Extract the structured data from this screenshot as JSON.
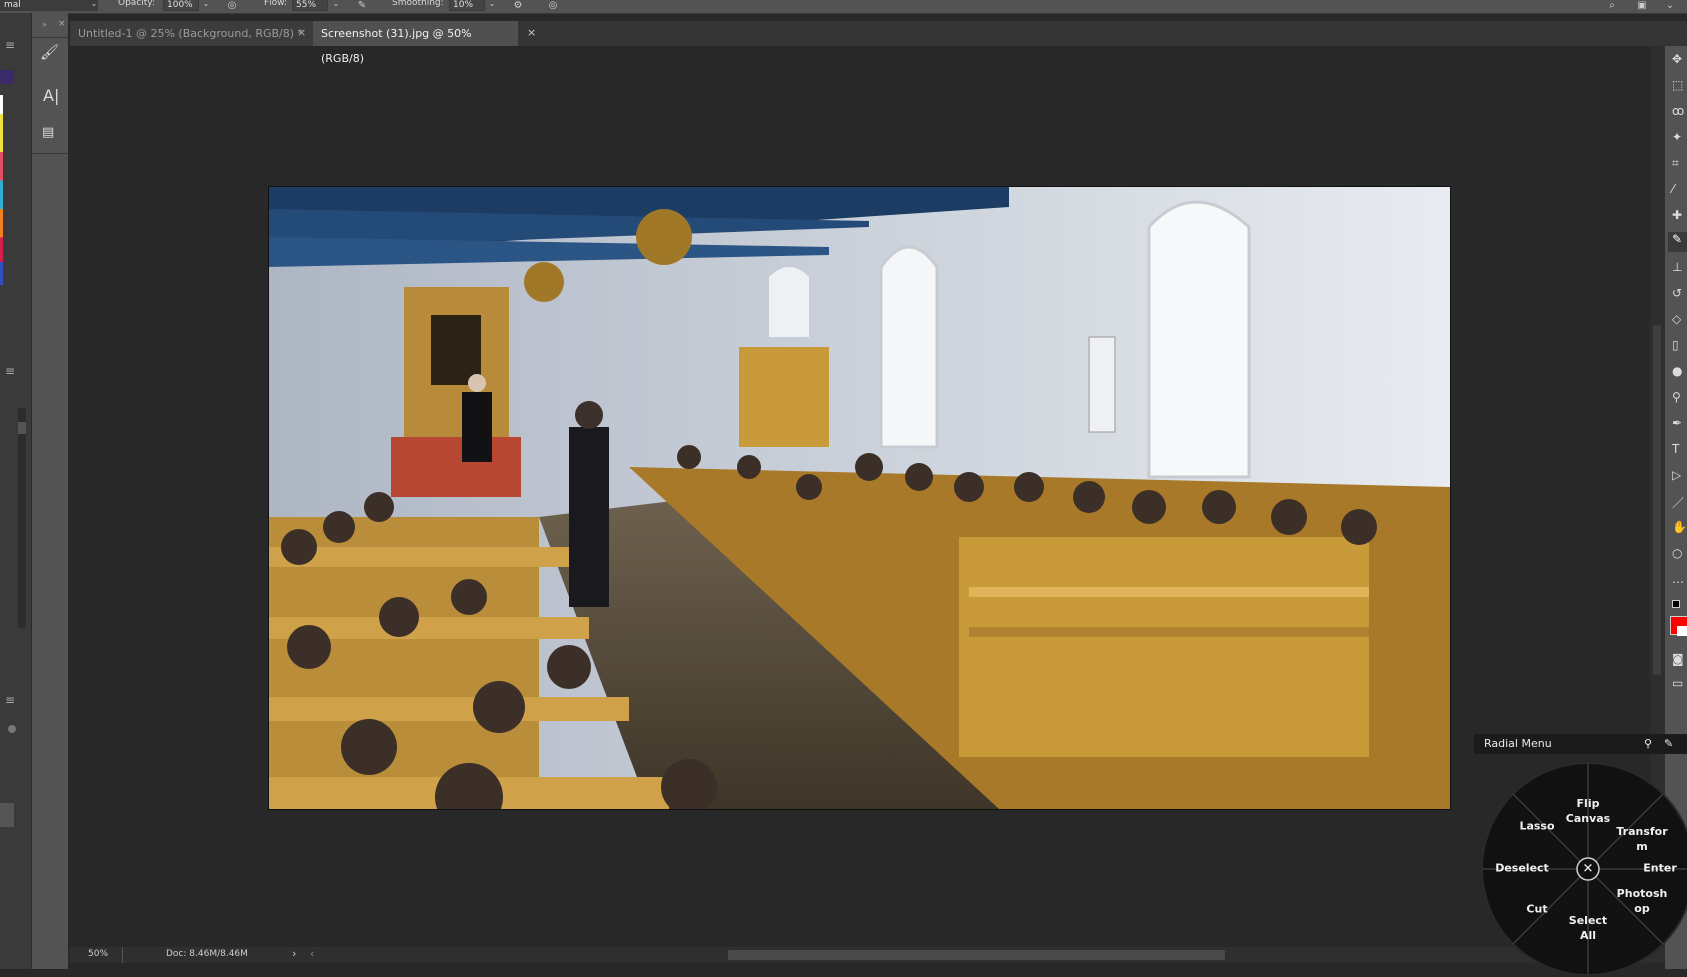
{
  "options_bar": {
    "mode_value": "mal",
    "opacity_label": "Opacity:",
    "opacity_value": "100%",
    "flow_label": "Flow:",
    "flow_value": "55%",
    "smoothing_label": "Smoothing:",
    "smoothing_value": "10%"
  },
  "tabs": [
    {
      "label": "Untitled-1 @ 25% (Background, RGB/8) *",
      "close": "×"
    },
    {
      "label": "Screenshot (31).jpg @ 50% (RGB/8)",
      "close": "×"
    }
  ],
  "left_tools": {
    "text_tool": "A|"
  },
  "status_bar": {
    "zoom": "50%",
    "doc_info": "Doc: 8.46M/8.46M",
    "next_arrow": "›",
    "prev_arrow": "‹"
  },
  "radial_menu": {
    "title": "Radial Menu",
    "items": {
      "flip_canvas": "Flip\nCanvas",
      "transform": "Transfor\nm",
      "enter": "Enter",
      "photoshop": "Photosh\nop",
      "select_all": "Select\nAll",
      "cut": "Cut",
      "deselect": "Deselect",
      "lasso": "Lasso",
      "close": "✕"
    }
  },
  "colors": {
    "foreground": "#ff0000",
    "background": "#ffffff",
    "swatches": [
      "#3a2a6a",
      "#ffffff",
      "#f0e040",
      "#e05060",
      "#30b0d0",
      "#f08020",
      "#d02050",
      "#3050c0"
    ]
  }
}
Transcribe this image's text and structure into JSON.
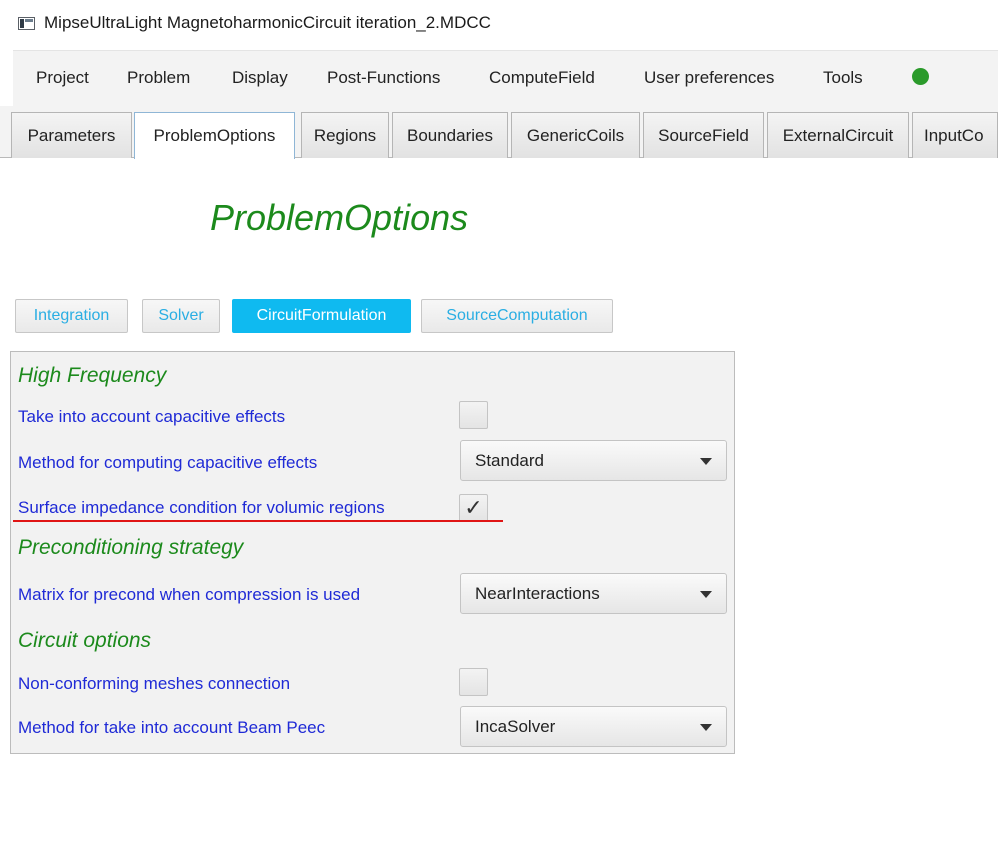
{
  "window": {
    "title": "MipseUltraLight MagnetoharmonicCircuit iteration_2.MDCC"
  },
  "menu": {
    "items": [
      "Project",
      "Problem",
      "Display",
      "Post-Functions",
      "ComputeField",
      "User preferences",
      "Tools"
    ],
    "status_color": "#2a9a2a"
  },
  "tabs": {
    "items": [
      "Parameters",
      "ProblemOptions",
      "Regions",
      "Boundaries",
      "GenericCoils",
      "SourceField",
      "ExternalCircuit",
      "InputCo"
    ],
    "active": "ProblemOptions"
  },
  "page": {
    "heading": "ProblemOptions"
  },
  "subtabs": {
    "items": [
      "Integration",
      "Solver",
      "CircuitFormulation",
      "SourceComputation"
    ],
    "selected": "CircuitFormulation",
    "accent_color": "#0fbaf0"
  },
  "panel": {
    "sections": {
      "high_frequency": "High Frequency",
      "preconditioning": "Preconditioning strategy",
      "circuit_options": "Circuit options"
    },
    "rows": {
      "capacitive_effects": {
        "label": "Take into account capacitive effects",
        "checked": false
      },
      "capacitive_method": {
        "label": "Method for computing capacitive effects",
        "value": "Standard"
      },
      "surface_impedance": {
        "label": "Surface impedance condition for volumic regions",
        "checked": true,
        "check_glyph": "✓"
      },
      "precond_matrix": {
        "label": "Matrix for precond when compression is used",
        "value": "NearInteractions"
      },
      "nonconforming": {
        "label": "Non-conforming meshes connection",
        "checked": false
      },
      "beam_peec": {
        "label": "Method for take into account Beam Peec",
        "value": "IncaSolver"
      }
    },
    "label_color": "#1f2ad6",
    "section_color": "#1c8a1c",
    "highlight_color": "#e01515"
  }
}
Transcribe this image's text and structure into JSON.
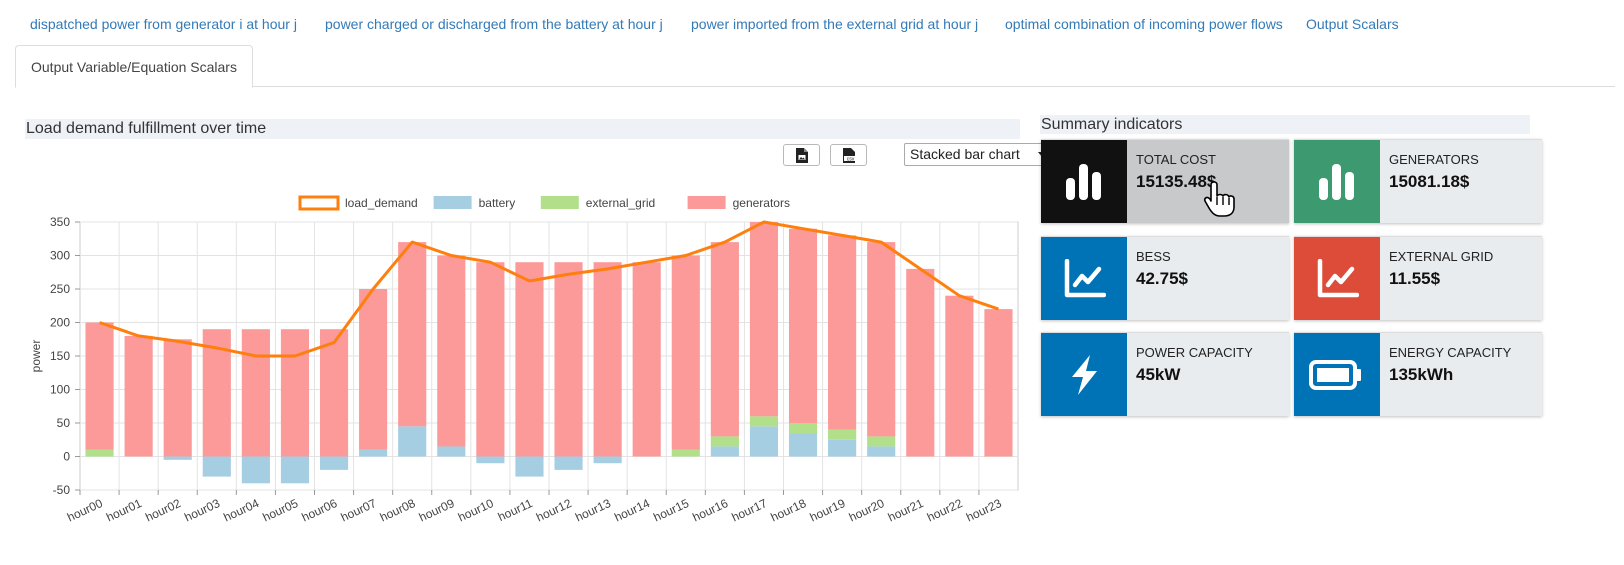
{
  "tabs": {
    "items": [
      {
        "label": "dispatched power from generator i at hour j"
      },
      {
        "label": "power charged or discharged from the battery at hour j"
      },
      {
        "label": "power imported from the external grid at hour j"
      },
      {
        "label": "optimal combination of incoming power flows"
      },
      {
        "label": "Output Scalars"
      }
    ],
    "active_label": "Output Variable/Equation Scalars"
  },
  "left_panel": {
    "title": "Load demand fulfillment over time",
    "download_image_icon": "image-file-icon",
    "download_csv_icon": "csv-file-icon",
    "chart_type_selected": "Stacked bar chart"
  },
  "right_panel": {
    "title": "Summary indicators",
    "cards": [
      {
        "label": "TOTAL COST",
        "value": "15135.48$",
        "icon": "bar-chart-icon",
        "color": "#111111"
      },
      {
        "label": "GENERATORS",
        "value": "15081.18$",
        "icon": "bar-chart-icon",
        "color": "#3d9970"
      },
      {
        "label": "BESS",
        "value": "42.75$",
        "icon": "line-chart-icon",
        "color": "#0073b7"
      },
      {
        "label": "EXTERNAL GRID",
        "value": "11.55$",
        "icon": "line-chart-icon",
        "color": "#dd4b39"
      },
      {
        "label": "POWER CAPACITY",
        "value": "45kW",
        "icon": "bolt-icon",
        "color": "#0073b7"
      },
      {
        "label": "ENERGY CAPACITY",
        "value": "135kWh",
        "icon": "battery-icon",
        "color": "#0073b7"
      }
    ]
  },
  "chart_data": {
    "type": "bar",
    "stacked": true,
    "ylabel": "power",
    "xlabel": "",
    "ylim": [
      -50,
      350
    ],
    "yticks": [
      -50,
      0,
      50,
      100,
      150,
      200,
      250,
      300,
      350
    ],
    "grid": true,
    "legend_position": "top",
    "categories": [
      "hour00",
      "hour01",
      "hour02",
      "hour03",
      "hour04",
      "hour05",
      "hour06",
      "hour07",
      "hour08",
      "hour09",
      "hour10",
      "hour11",
      "hour12",
      "hour13",
      "hour14",
      "hour15",
      "hour16",
      "hour17",
      "hour18",
      "hour19",
      "hour20",
      "hour21",
      "hour22",
      "hour23"
    ],
    "series": [
      {
        "name": "load_demand",
        "kind": "line",
        "color": "#ff7f0e",
        "values": [
          200,
          180,
          172,
          162,
          150,
          150,
          170,
          250,
          320,
          300,
          290,
          262,
          272,
          280,
          290,
          300,
          320,
          350,
          340,
          330,
          320,
          280,
          240,
          220
        ]
      },
      {
        "name": "battery",
        "kind": "bar",
        "color": "#a6cee3",
        "values": [
          0,
          0,
          -5,
          -30,
          -40,
          -40,
          -20,
          10,
          45,
          15,
          -10,
          -30,
          -20,
          -10,
          0,
          0,
          15,
          45,
          35,
          25,
          15,
          0,
          0,
          0
        ]
      },
      {
        "name": "external_grid",
        "kind": "bar",
        "color": "#b2df8a",
        "values": [
          10,
          0,
          0,
          0,
          0,
          0,
          0,
          0,
          0,
          0,
          0,
          0,
          0,
          0,
          0,
          10,
          15,
          15,
          15,
          15,
          15,
          0,
          0,
          0
        ]
      },
      {
        "name": "generators",
        "kind": "bar",
        "color": "#fb9a99",
        "values": [
          190,
          180,
          175,
          190,
          190,
          190,
          190,
          240,
          275,
          285,
          290,
          290,
          290,
          290,
          290,
          290,
          290,
          290,
          290,
          290,
          290,
          280,
          240,
          220
        ]
      }
    ]
  }
}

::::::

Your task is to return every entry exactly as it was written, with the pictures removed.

THE ANSWER:
Extract the structured data from this screenshot as JSON.
{
  "options_bar": {
    "mode_value": "mal",
    "opacity_label": "Opacity:",
    "opacity_value": "100%",
    "flow_label": "Flow:",
    "flow_value": "55%",
    "smoothing_label": "Smoothing:",
    "smoothing_value": "10%"
  },
  "tabs": [
    {
      "label": "Untitled-1 @ 25% (Background, RGB/8) *",
      "close": "×"
    },
    {
      "label": "Screenshot (31).jpg @ 50% (RGB/8)",
      "close": "×"
    }
  ],
  "left_tools": {
    "text_tool": "A|"
  },
  "status_bar": {
    "zoom": "50%",
    "doc_info": "Doc: 8.46M/8.46M",
    "next_arrow": "›",
    "prev_arrow": "‹"
  },
  "radial_menu": {
    "title": "Radial Menu",
    "items": {
      "flip_canvas": "Flip\nCanvas",
      "transform": "Transfor\nm",
      "enter": "Enter",
      "photoshop": "Photosh\nop",
      "select_all": "Select\nAll",
      "cut": "Cut",
      "deselect": "Deselect",
      "lasso": "Lasso",
      "close": "✕"
    }
  },
  "colors": {
    "foreground": "#ff0000",
    "background": "#ffffff",
    "swatches": [
      "#3a2a6a",
      "#ffffff",
      "#f0e040",
      "#e05060",
      "#30b0d0",
      "#f08020",
      "#d02050",
      "#3050c0"
    ]
  }
}
Transcribe this image's text and structure into JSON.
{
  "window": {
    "title": "MipseUltraLight MagnetoharmonicCircuit iteration_2.MDCC"
  },
  "menu": {
    "items": [
      "Project",
      "Problem",
      "Display",
      "Post-Functions",
      "ComputeField",
      "User preferences",
      "Tools"
    ],
    "status_color": "#2a9a2a"
  },
  "tabs": {
    "items": [
      "Parameters",
      "ProblemOptions",
      "Regions",
      "Boundaries",
      "GenericCoils",
      "SourceField",
      "ExternalCircuit",
      "InputCo"
    ],
    "active": "ProblemOptions"
  },
  "page": {
    "heading": "ProblemOptions"
  },
  "subtabs": {
    "items": [
      "Integration",
      "Solver",
      "CircuitFormulation",
      "SourceComputation"
    ],
    "selected": "CircuitFormulation",
    "accent_color": "#0fbaf0"
  },
  "panel": {
    "sections": {
      "high_frequency": "High Frequency",
      "preconditioning": "Preconditioning strategy",
      "circuit_options": "Circuit options"
    },
    "rows": {
      "capacitive_effects": {
        "label": "Take into account capacitive effects",
        "checked": false
      },
      "capacitive_method": {
        "label": "Method for computing capacitive effects",
        "value": "Standard"
      },
      "surface_impedance": {
        "label": "Surface impedance condition for volumic regions",
        "checked": true,
        "check_glyph": "✓"
      },
      "precond_matrix": {
        "label": "Matrix for precond when compression is used",
        "value": "NearInteractions"
      },
      "nonconforming": {
        "label": "Non-conforming meshes connection",
        "checked": false
      },
      "beam_peec": {
        "label": "Method for take into account Beam Peec",
        "value": "IncaSolver"
      }
    },
    "label_color": "#1f2ad6",
    "section_color": "#1c8a1c",
    "highlight_color": "#e01515"
  }
}
Transcribe this image's text and structure into JSON.
{
  "tabs": {
    "items": [
      {
        "label": "dispatched power from generator i at hour j"
      },
      {
        "label": "power charged or discharged from the battery at hour j"
      },
      {
        "label": "power imported from the external grid at hour j"
      },
      {
        "label": "optimal combination of incoming power flows"
      },
      {
        "label": "Output Scalars"
      }
    ],
    "active_label": "Output Variable/Equation Scalars"
  },
  "left_panel": {
    "title": "Load demand fulfillment over time",
    "download_image_icon": "image-file-icon",
    "download_csv_icon": "csv-file-icon",
    "chart_type_selected": "Stacked bar chart"
  },
  "right_panel": {
    "title": "Summary indicators",
    "cards": [
      {
        "label": "TOTAL COST",
        "value": "15135.48$",
        "icon": "bar-chart-icon",
        "color": "#111111"
      },
      {
        "label": "GENERATORS",
        "value": "15081.18$",
        "icon": "bar-chart-icon",
        "color": "#3d9970"
      },
      {
        "label": "BESS",
        "value": "42.75$",
        "icon": "line-chart-icon",
        "color": "#0073b7"
      },
      {
        "label": "EXTERNAL GRID",
        "value": "11.55$",
        "icon": "line-chart-icon",
        "color": "#dd4b39"
      },
      {
        "label": "POWER CAPACITY",
        "value": "45kW",
        "icon": "bolt-icon",
        "color": "#0073b7"
      },
      {
        "label": "ENERGY CAPACITY",
        "value": "135kWh",
        "icon": "battery-icon",
        "color": "#0073b7"
      }
    ]
  },
  "chart_data": {
    "type": "bar",
    "stacked": true,
    "ylabel": "power",
    "xlabel": "",
    "ylim": [
      -50,
      350
    ],
    "yticks": [
      -50,
      0,
      50,
      100,
      150,
      200,
      250,
      300,
      350
    ],
    "grid": true,
    "legend_position": "top",
    "categories": [
      "hour00",
      "hour01",
      "hour02",
      "hour03",
      "hour04",
      "hour05",
      "hour06",
      "hour07",
      "hour08",
      "hour09",
      "hour10",
      "hour11",
      "hour12",
      "hour13",
      "hour14",
      "hour15",
      "hour16",
      "hour17",
      "hour18",
      "hour19",
      "hour20",
      "hour21",
      "hour22",
      "hour23"
    ],
    "series": [
      {
        "name": "load_demand",
        "kind": "line",
        "color": "#ff7f0e",
        "values": [
          200,
          180,
          172,
          162,
          150,
          150,
          170,
          250,
          320,
          300,
          290,
          262,
          272,
          280,
          290,
          300,
          320,
          350,
          340,
          330,
          320,
          280,
          240,
          220
        ]
      },
      {
        "name": "battery",
        "kind": "bar",
        "color": "#a6cee3",
        "values": [
          0,
          0,
          -5,
          -30,
          -40,
          -40,
          -20,
          10,
          45,
          15,
          -10,
          -30,
          -20,
          -10,
          0,
          0,
          15,
          45,
          35,
          25,
          15,
          0,
          0,
          0
        ]
      },
      {
        "name": "external_grid",
        "kind": "bar",
        "color": "#b2df8a",
        "values": [
          10,
          0,
          0,
          0,
          0,
          0,
          0,
          0,
          0,
          0,
          0,
          0,
          0,
          0,
          0,
          10,
          15,
          15,
          15,
          15,
          15,
          0,
          0,
          0
        ]
      },
      {
        "name": "generators",
        "kind": "bar",
        "color": "#fb9a99",
        "values": [
          190,
          180,
          175,
          190,
          190,
          190,
          190,
          240,
          275,
          285,
          290,
          290,
          290,
          290,
          290,
          290,
          290,
          290,
          290,
          290,
          290,
          280,
          240,
          220
        ]
      }
    ]
  }
}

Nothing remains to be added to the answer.